map3.jpgThis might be useful for sending people on the scenic route, particularly in unfamiliar locations. Another idea might be to use it in a property search, or see if there’s a correlation with real estate prices. Right now I’ve run out of time for this post, but might return to the theme at a later date!



Mangrove canopy using photogrammetry

A good paper released in the open access journal Remote Sensing in Ecology and Conservation today detailed the use of worldview stereo pairs to estimate canopy height within mangroves in Mozambique. One of the factors making this more practical than other forest types is the relative uniformity of the canopy height (“tree height saturates and remains relatively consistent in mature and intact forests”), as well as the fact that they only occur at or around sea level, which allows for confidence to be given in ground control readings as well as the canopy height itself.

The introduction details the use of the NASA Ames stereo pipeline, which has been of some interest to me after coming across a very good description of an implementation of a semi-global matching algorithm written by an engineer who has a colleague working on Ames. SGM is particularly relevant to SfM-MVS photogrammetry (See Hirschmuller’s papers for more detail!), but is also being incorporated into big software packages such as IMAGINE. Zack’s blog is pretty amazing in general and I recommend it be given some attention!
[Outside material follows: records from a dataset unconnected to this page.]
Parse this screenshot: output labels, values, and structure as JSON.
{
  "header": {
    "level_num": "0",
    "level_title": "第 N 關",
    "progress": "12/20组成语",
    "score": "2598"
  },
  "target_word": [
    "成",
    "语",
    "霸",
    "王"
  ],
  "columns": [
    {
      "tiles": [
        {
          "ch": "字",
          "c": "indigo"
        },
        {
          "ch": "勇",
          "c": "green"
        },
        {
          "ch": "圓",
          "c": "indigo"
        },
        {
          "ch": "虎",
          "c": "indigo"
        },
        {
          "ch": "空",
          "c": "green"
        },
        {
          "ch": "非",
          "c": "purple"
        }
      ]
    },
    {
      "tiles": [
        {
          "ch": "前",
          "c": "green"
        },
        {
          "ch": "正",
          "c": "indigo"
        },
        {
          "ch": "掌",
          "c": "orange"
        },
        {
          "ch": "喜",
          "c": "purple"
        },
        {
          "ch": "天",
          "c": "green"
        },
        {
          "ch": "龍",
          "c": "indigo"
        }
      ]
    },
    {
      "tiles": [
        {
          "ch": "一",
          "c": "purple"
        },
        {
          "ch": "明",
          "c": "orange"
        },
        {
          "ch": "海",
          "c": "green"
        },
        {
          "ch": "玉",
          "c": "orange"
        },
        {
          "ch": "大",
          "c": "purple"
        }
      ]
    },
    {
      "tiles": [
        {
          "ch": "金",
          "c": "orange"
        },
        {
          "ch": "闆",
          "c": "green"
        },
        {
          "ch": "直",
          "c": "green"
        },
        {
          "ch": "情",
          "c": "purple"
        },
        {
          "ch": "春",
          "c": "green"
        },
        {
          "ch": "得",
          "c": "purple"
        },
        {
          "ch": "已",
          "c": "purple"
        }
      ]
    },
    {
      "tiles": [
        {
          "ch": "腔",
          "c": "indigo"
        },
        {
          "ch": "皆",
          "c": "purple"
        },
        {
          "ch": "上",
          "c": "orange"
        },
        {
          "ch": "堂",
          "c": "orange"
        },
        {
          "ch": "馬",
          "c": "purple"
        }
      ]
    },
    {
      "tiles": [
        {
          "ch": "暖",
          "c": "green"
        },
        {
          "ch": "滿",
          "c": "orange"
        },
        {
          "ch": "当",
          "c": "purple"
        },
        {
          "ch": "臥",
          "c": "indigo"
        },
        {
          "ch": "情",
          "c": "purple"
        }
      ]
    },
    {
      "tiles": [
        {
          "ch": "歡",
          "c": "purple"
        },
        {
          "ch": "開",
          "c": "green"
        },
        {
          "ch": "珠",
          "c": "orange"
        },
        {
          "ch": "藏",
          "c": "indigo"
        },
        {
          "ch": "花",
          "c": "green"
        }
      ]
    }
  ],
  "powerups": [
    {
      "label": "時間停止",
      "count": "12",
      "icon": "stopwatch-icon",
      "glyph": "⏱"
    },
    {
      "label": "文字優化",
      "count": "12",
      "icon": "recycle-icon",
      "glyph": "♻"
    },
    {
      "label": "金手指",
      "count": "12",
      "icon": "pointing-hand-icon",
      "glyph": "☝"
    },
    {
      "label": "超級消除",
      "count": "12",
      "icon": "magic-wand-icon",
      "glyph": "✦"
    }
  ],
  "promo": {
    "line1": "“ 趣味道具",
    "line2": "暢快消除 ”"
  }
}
The paper itself lists some pretty great results, and some of the maps generated are beautiful! It serves as a proof of concept for modern photogrammetry, which has come on leaps and bounds, and the potential for back-projecting and reprocessing data in this way is pretty exciting. I’ll be keeping my eye on the journal for future applications to environmental remote sensing!